Eleven years ago today, I started my first job in IT (although it was still called MIS back then). It was a career change away from the medical profession (I was a really bored medical secretary who had applied to med school), and it led me a very long way. I moved from there to my first law firm, and then became IT Director of two different Boston law firms.
By the time this post publishes today, I’ll be several hours into my first day as an Inbound Marketing Consultant at HubSpot. Eleven years after entering IT, I am making another career change.
Some of you knew this change was coming, some didn’t. I figured I’d take advantage of this “announcement” post to answer some questions that I’ve been asked recently:
Why the change?
Well, you know the saying that some folks climb all the way to the top of the ladder only to find that it’s leaning against the wrong building? Yeah, that’s me. I wasn’t happy doing what I was doing and cared more about a lot of the peripheral job functions (okay, well, leading geeks and budgeting weren’t truly peripheral…) than I cared about the plumbing aspects of the job.
But weren’t you really active in the legal IT community?
Yup. And leaving ILTA was incredibly difficult. However, in many ways, ILTA and my role as Social Networking Coordinator for the ILTA ’09 Conference precipitated this change. I realized that I adored what I was doing in marketing and social networking, and I decided to follow my heart.
What’s going to happen to this blog?
Leadership is still incredibly important to me, and I expect that I will still blog on the topic. I also expect that I will become a “geek in transition” and will blog about what I’m learning at my new job. I’m going to blog on what interests me, and we’ll all just see where it goes. I definitely appreciate those of you who have been reading since I started blogging in early ’08, but I understand that you’ll stop if I bore you. I hope to not be boring, but such is life, eh?
This should be an interesting ride.
Blogging about social networking as always seemed so dreadfully meta to me that I’ve avoided doing it until now. Sure, I’ve written articles and given webinars about social networking, but if you’re already reading my blog, shouldn’t you already “get it” to some extent? My perceived redundancy aside, I recently experienced a very powerful positive effect of social networking that I wanted to share with (inflict on?) all of you.
In an article that will appear in an upcoming issue of ILTA’s Peer to Peer magazine, I make the argument that social networking saves me time and makes me more efficient. While I experience that daily at work, my recent trip to Seattle for (gasp) vacation brought that home in a much more tangible way.
It all started with a single Tweet:
@jennsteele: I’m heading to Seattle soon; what are things I “can’t miss” in the city, on the San Juan islands, and in any of the surrounding area?
Suggestions started arriving immediately to go to this or that restaurant, see various attractions and neighborhoods, and I received two very long emails full of restaurant recommendations and sightseeing tips. These tweets and emails were my guide during my trip, and saved me countless hours of research that I would have done otherwise. For example, I found an amazing Japanese restaurant (Nishino, on the recommendation of @Donna_Payne from Payne Consulting), a great steak house (the Metropolitan Grill, on the recommendation of Beau Mersereau (@beaum) from Fish & Richardson), and the most amazing beer selection I’ve ever seen (the Taphouse Grill, thanks to Faith Drewry from EIM).

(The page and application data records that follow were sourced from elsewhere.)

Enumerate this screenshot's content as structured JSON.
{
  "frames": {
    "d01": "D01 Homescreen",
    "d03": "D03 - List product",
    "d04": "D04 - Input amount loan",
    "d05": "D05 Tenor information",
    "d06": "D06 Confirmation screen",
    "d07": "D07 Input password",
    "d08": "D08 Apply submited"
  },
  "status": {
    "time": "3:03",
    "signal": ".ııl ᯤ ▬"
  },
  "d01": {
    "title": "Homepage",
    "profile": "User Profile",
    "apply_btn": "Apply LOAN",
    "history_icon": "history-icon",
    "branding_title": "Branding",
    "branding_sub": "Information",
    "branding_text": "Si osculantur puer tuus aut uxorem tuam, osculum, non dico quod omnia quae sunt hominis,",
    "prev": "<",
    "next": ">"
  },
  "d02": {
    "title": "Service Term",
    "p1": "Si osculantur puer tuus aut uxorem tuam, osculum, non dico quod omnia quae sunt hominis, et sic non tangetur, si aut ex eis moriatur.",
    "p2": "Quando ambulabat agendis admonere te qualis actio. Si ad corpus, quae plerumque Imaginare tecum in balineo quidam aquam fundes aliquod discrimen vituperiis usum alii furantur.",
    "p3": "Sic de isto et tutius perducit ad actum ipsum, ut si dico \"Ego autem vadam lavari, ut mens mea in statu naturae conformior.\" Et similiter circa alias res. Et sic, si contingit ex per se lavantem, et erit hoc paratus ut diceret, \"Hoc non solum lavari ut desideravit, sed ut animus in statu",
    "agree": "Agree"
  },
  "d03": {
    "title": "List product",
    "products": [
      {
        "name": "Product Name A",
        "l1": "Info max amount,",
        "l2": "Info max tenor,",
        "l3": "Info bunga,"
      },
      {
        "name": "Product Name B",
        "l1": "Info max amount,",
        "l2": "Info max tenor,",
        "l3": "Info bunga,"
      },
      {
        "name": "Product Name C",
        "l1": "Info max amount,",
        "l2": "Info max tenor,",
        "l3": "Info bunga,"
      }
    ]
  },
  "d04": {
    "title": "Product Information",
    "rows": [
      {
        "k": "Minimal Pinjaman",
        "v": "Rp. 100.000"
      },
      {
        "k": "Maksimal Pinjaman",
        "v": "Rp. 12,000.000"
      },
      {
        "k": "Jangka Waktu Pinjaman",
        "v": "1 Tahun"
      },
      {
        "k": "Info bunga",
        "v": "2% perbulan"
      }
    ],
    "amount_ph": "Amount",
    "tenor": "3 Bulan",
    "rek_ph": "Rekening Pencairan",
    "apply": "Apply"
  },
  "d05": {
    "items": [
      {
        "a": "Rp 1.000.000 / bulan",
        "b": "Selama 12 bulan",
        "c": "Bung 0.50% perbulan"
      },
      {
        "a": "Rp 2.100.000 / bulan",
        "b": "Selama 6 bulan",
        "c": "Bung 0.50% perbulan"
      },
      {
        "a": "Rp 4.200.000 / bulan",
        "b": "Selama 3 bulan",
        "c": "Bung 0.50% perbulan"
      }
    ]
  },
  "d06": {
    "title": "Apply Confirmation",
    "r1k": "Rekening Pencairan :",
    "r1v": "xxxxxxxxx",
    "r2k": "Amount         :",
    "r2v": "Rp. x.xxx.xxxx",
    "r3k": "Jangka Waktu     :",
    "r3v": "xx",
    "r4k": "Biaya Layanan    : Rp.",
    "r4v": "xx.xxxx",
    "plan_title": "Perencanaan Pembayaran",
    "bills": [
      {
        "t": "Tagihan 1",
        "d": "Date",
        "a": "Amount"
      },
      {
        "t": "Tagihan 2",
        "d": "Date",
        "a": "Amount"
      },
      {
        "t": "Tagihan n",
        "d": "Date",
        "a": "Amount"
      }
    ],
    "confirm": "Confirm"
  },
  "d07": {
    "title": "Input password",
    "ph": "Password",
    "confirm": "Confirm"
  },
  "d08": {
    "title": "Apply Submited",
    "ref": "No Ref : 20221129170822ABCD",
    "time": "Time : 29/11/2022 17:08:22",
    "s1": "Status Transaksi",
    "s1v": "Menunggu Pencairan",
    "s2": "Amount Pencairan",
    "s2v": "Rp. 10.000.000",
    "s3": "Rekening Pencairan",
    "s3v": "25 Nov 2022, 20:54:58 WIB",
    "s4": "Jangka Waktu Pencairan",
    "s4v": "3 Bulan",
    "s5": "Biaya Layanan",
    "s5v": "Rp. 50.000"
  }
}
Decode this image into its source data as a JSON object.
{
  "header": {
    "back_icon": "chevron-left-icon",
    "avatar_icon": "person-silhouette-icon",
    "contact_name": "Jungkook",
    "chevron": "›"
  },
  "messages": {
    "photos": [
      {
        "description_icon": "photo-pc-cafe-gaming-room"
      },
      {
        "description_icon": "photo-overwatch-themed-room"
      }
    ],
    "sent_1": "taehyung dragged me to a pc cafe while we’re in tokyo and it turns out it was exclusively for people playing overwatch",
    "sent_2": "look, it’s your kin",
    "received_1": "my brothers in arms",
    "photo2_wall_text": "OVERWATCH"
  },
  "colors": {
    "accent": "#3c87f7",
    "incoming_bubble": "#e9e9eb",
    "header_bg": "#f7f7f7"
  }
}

I have another nine or ten examples, but I think I’ve proven my point. Instead of spending my time researching, I spent it with my husband sightseeing, relaxing, and watching the Roddick/Federer match. (Side note: I found out about the craziness of that match from Twitter, prompting me to turn it on.) Twitter and Facebook saved me more time in this single week than I spend on the two tools in two months combined. ROI, indeed.